Sackler points to the decision in 2010 to launch a new form of OxyContin — one that was supposed to be an “abuse deterrent” because it couldn’t be broken down and snorted or injected. “We made a tremendously honest and ethical effort to fix a problem,” he says. “That’s all. To fix a problem.” The reformulated OxyContin, he adds, cost more than $1 billion U.S. to develop. At the time, he points out, the new version was praised by many of the state attorneys general who are now suing the company for marketing it. “We have gone past the point where not good deed goes unpunished,” he says, “into the theater of the absurd.”

But it is hard to see the move as merely a good deed. The abuse-deterrent form of OxyContin was approved a few years before the patent on the old version was about to expire. Then, in what an investiation by Esquire magazine called a “breathtaking pivot,” Purdue fought to prevent would-be generic competitors from copying its old version of OxyContin. The company, Esquire observed, argued “that the drug it had been selling for 15 years was so prone to abuse that generic manufacturers should not be allowed to copy it.”

In an article in today’s Wall Street Journal, venture funding for new antibiotics is declining, “just as new innovation is needed.” Why? It’s about “return on investment,” not about saving human lives. The Sacklers are not sui generis in the pharmaceutical business.

Auribus teneo lupum

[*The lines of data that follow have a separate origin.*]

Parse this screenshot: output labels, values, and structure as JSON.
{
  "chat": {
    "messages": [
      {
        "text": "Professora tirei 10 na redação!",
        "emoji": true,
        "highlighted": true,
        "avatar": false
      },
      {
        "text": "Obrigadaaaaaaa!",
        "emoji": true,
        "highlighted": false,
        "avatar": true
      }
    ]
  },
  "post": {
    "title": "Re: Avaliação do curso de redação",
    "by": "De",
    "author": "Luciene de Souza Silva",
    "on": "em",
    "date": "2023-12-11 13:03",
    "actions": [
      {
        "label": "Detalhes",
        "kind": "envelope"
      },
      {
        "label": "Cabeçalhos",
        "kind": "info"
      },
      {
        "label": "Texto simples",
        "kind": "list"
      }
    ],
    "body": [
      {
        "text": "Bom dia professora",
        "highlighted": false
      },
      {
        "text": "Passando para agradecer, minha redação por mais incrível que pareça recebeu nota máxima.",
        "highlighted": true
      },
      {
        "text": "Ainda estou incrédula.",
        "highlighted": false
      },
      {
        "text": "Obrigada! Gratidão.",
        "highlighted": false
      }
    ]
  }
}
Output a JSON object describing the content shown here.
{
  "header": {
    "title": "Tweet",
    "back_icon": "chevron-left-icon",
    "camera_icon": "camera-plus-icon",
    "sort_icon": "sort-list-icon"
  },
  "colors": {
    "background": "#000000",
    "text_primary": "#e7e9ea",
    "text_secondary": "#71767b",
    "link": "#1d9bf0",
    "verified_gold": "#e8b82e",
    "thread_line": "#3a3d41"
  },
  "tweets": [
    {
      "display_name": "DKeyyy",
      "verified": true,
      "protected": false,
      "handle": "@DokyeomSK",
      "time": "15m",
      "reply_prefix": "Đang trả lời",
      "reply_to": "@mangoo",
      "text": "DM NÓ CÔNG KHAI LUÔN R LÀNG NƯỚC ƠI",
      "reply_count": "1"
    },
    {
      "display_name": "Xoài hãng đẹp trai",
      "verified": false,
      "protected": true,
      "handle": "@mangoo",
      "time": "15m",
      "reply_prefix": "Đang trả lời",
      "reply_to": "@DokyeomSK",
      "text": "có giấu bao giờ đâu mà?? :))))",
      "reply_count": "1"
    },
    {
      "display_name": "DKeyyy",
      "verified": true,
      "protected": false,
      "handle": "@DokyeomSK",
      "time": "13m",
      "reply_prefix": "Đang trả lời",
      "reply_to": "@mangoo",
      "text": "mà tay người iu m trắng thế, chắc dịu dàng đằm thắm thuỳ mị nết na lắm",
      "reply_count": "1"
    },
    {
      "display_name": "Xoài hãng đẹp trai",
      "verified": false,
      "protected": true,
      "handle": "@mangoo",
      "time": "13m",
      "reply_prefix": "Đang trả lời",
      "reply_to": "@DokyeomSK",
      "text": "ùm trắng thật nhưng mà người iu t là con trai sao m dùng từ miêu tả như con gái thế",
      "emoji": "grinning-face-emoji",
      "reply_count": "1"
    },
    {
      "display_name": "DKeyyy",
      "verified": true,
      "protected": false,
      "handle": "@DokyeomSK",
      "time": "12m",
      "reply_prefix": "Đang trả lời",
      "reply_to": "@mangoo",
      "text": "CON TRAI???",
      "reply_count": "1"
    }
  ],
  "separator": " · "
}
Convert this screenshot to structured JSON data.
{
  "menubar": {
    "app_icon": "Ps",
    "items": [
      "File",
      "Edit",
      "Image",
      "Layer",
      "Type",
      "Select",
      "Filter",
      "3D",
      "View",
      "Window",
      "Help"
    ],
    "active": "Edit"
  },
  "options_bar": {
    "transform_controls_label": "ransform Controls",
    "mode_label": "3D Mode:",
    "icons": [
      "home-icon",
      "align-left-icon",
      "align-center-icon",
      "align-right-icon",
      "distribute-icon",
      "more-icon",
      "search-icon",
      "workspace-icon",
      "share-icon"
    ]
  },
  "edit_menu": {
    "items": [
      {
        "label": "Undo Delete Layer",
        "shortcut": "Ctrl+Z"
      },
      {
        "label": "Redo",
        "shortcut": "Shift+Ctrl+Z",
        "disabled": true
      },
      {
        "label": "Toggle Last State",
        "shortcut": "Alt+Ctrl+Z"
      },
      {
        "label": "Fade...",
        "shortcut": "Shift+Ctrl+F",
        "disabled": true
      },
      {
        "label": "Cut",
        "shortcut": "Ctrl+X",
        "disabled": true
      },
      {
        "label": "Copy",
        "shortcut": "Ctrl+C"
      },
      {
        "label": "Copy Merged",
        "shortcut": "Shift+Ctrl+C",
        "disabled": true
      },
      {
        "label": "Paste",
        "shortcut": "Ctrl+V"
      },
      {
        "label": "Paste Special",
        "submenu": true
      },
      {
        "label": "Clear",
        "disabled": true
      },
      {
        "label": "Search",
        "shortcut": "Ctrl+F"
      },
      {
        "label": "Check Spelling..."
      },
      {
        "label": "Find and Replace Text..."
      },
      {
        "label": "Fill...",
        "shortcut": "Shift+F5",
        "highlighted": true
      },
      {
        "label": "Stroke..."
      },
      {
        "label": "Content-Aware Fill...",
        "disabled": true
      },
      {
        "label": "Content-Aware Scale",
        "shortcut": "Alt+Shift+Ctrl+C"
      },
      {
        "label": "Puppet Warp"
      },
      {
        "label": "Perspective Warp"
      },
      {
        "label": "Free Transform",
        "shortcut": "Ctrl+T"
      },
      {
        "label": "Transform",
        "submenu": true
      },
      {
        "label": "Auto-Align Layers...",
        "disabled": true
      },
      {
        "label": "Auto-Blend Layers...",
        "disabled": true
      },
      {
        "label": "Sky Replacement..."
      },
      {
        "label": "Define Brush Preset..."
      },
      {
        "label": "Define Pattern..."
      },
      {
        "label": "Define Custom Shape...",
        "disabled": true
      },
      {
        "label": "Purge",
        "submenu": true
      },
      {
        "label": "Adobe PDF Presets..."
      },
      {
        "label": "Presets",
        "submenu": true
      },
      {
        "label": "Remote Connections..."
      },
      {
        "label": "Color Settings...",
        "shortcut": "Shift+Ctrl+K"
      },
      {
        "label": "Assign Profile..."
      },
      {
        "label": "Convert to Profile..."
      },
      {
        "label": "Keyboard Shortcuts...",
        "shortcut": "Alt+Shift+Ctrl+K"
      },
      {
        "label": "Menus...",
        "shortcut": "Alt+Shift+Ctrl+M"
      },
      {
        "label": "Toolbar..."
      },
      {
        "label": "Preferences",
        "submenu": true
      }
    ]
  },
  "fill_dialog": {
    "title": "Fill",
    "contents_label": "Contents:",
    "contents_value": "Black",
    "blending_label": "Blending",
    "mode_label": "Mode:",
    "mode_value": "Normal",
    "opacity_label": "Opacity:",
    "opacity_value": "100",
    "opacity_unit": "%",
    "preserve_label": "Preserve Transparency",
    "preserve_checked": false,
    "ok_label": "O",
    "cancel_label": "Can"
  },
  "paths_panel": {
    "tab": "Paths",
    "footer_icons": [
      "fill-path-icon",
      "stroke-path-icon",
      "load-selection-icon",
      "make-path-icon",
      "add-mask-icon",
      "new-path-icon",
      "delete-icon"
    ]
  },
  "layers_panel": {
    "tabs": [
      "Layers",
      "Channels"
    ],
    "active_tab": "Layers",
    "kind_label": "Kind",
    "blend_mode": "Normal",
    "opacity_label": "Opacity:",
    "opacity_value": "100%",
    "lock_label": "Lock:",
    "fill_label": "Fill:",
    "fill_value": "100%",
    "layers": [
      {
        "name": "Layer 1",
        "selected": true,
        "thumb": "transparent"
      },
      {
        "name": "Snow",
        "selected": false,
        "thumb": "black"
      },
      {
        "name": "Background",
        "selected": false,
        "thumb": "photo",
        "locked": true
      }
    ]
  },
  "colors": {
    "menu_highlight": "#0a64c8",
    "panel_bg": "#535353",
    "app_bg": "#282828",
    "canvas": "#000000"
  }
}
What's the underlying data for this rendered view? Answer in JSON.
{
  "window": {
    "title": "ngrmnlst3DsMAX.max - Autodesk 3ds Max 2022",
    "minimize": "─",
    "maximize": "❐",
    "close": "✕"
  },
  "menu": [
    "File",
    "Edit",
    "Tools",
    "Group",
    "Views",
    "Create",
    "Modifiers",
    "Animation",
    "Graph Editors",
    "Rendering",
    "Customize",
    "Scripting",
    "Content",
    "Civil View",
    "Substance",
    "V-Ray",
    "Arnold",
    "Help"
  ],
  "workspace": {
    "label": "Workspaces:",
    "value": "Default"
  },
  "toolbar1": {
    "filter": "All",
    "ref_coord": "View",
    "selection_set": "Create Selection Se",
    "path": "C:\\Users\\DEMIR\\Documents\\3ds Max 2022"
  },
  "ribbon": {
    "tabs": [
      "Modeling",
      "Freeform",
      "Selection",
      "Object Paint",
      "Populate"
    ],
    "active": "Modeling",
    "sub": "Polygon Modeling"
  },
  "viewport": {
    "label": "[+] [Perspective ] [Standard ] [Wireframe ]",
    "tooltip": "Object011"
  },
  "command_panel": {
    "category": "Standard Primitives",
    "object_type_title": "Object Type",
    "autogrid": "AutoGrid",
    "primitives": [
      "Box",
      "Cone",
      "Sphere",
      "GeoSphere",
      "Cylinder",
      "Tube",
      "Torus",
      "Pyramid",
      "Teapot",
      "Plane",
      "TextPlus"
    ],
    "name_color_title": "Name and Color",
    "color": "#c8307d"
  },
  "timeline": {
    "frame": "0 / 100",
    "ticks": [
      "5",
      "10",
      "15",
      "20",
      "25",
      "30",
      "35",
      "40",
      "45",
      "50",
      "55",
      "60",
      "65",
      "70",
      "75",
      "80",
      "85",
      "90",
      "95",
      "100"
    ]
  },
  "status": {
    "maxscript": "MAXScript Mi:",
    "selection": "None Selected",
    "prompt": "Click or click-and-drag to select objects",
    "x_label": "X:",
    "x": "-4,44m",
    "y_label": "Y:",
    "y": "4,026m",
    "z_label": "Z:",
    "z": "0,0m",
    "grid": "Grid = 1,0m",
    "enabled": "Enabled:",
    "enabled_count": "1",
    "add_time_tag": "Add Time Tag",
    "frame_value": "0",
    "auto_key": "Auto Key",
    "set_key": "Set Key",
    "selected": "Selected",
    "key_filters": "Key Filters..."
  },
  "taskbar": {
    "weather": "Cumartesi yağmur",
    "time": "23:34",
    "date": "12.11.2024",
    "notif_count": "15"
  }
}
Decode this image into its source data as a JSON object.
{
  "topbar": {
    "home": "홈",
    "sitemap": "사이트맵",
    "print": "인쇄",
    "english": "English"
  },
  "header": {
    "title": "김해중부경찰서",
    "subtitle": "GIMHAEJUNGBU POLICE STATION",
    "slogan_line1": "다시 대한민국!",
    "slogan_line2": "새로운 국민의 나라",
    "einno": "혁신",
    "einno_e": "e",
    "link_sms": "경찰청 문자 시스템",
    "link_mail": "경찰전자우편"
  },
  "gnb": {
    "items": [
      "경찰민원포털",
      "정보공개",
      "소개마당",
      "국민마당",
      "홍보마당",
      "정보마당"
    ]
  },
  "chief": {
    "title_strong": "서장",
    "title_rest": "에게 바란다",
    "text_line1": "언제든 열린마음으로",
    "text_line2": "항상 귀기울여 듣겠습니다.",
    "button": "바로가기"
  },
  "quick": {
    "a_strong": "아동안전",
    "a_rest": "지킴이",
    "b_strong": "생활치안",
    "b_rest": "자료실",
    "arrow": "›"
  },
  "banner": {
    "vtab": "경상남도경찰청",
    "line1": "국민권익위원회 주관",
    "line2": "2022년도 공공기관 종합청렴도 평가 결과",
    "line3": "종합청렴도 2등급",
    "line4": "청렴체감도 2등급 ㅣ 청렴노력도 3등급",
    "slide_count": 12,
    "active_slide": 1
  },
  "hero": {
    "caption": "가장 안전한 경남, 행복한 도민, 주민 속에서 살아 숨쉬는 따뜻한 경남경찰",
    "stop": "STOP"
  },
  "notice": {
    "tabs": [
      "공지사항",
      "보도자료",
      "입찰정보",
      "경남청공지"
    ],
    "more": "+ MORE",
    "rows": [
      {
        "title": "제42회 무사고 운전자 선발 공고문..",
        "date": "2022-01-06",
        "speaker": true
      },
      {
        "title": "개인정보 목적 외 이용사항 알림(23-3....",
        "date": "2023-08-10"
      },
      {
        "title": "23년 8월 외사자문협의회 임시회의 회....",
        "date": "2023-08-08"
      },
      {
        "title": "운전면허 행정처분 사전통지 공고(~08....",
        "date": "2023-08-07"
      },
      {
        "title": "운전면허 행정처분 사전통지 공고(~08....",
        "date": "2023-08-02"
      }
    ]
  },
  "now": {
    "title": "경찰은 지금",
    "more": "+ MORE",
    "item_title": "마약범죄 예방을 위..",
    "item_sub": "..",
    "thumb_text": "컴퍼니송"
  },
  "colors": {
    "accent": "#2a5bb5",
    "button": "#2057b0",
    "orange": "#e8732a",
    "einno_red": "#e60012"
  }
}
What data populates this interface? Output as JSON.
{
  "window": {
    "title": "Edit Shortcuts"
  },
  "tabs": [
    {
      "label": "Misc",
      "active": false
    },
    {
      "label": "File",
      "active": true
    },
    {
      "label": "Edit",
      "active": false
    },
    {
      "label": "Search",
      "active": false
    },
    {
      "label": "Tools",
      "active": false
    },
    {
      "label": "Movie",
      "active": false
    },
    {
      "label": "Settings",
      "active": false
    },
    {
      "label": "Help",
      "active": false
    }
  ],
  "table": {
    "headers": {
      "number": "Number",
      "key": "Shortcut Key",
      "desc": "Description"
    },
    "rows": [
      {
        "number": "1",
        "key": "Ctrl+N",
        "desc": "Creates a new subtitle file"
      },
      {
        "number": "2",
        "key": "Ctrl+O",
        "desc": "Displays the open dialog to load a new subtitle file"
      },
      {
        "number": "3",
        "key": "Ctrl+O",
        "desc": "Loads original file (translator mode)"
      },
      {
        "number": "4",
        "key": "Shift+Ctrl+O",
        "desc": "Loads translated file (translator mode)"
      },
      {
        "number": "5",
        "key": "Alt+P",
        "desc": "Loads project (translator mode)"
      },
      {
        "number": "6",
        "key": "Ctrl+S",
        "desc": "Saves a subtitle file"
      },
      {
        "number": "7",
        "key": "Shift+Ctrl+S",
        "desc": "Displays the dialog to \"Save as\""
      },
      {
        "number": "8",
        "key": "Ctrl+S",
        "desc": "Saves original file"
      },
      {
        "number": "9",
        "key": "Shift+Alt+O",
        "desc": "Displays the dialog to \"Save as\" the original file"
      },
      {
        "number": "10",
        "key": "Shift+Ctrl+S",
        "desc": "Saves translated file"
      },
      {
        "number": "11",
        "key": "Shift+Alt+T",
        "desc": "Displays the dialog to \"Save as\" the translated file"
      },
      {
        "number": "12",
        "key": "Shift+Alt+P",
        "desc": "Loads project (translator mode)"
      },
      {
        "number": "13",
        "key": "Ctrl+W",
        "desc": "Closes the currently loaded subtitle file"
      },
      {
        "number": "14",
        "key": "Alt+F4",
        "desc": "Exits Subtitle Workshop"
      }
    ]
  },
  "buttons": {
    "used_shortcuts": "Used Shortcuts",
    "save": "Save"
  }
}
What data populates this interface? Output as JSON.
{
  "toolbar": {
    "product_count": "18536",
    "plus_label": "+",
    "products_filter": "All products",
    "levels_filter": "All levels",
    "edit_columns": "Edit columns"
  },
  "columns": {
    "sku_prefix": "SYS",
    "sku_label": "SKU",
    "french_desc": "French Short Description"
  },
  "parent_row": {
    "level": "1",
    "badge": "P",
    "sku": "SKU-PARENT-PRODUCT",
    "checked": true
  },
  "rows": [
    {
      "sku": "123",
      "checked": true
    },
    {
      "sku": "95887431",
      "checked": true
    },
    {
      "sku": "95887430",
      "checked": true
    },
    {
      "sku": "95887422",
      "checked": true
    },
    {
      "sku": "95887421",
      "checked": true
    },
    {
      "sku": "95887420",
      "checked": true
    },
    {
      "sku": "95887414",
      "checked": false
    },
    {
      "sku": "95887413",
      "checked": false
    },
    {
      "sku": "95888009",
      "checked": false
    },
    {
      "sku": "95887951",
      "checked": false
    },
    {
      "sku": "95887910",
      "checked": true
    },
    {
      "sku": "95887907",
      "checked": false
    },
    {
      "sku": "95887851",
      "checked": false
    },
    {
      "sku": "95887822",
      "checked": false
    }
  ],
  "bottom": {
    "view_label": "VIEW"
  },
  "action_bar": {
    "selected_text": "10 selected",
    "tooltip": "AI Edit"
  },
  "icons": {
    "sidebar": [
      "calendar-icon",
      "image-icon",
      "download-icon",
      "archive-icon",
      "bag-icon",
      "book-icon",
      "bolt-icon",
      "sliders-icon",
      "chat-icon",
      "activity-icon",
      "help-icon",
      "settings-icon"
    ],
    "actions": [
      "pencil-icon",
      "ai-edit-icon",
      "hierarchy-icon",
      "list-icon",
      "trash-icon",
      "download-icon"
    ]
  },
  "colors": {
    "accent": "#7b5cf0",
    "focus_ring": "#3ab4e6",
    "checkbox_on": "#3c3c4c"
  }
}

photo of book cover Among the Mad

Someone recommended this novel to me as a fine example of a cozy mystery. It’s well done, set in the early 1930s London, and the main character records some lines from her father that I wish were not timeless:

“You know, Maisie, that when you look at one of these politicians, you’re looking at a thief, a liar and a murderer, that’s the way I see it.”

“Come on, Dad, that’s not like you.”

“No, I mean it. Look — they take our money, they lie through their teeth, and then they send our boys off to their deaths, don’t they? And all the time, they’re in clover, never a day’s risk or a day wanting.”


Whine Country

The tabloids make hay with stories about people having aneurysms about orders-gone-wrong at McDonald’s or Sonic or the Bombastic Bacon Barn. However, such behavior is not restricted to a particular class. Evidence? Some Business Class passengers (Chris Lehmann would call them Predator Class) on a Garuda Indonesia flight out of Sydney broadcast their apoplexy when informed by the flight attendants that they had no more wine to give, though they did have handwritten menus to distribute. The latter were not perceived as a bespoke touch.

Paul and Christian, who do not give their last names, state that “the wine ran out. . . You come on a flight like this, business class, you expect nice wine.”

photo of passengers aboard a flight from 1936

Imperial Airlines flight (1936)

Privatization and Efficiency

photo of USPS train stamps

Many MBAs and entrepreneurs try to convince the public that privatization is always better than the alternative. Not the case. The London Times reports today that an international study ranks Britain’s trains as 13th fastest in the world, whereas they were 2nd back in the 1970s before privatization in the 1990s.

Lady Thatcher saw privatization as “fundamental to improving Britain’s economic performance.” She was wrong.

Ambient Privacy?

photo of surprised child

This new Orwellian phrase is being used without irony by tech writers. Privacy, by itself, isn’t coherent to those who want to embrace “ambient privacy.” Matthew Green recommends we all read this. Its author compares the privacy problem to those facing environmentalists decades ago. One upshot of the analogy is a confirmation that individual action to promote and to protect privacy is futile.

None of these harms could have been fixed by telling people to vote with their wallet, or carefully review the environmental policies of every company they gave their business to, or to stop using the technologies in question. It took coordinated, and sometimes highly technical, regulation across jurisdictional boundaries to fix them.

What to Expect on the Interwebs

According to Mary Meeker:

The internet will become more of a cesspool.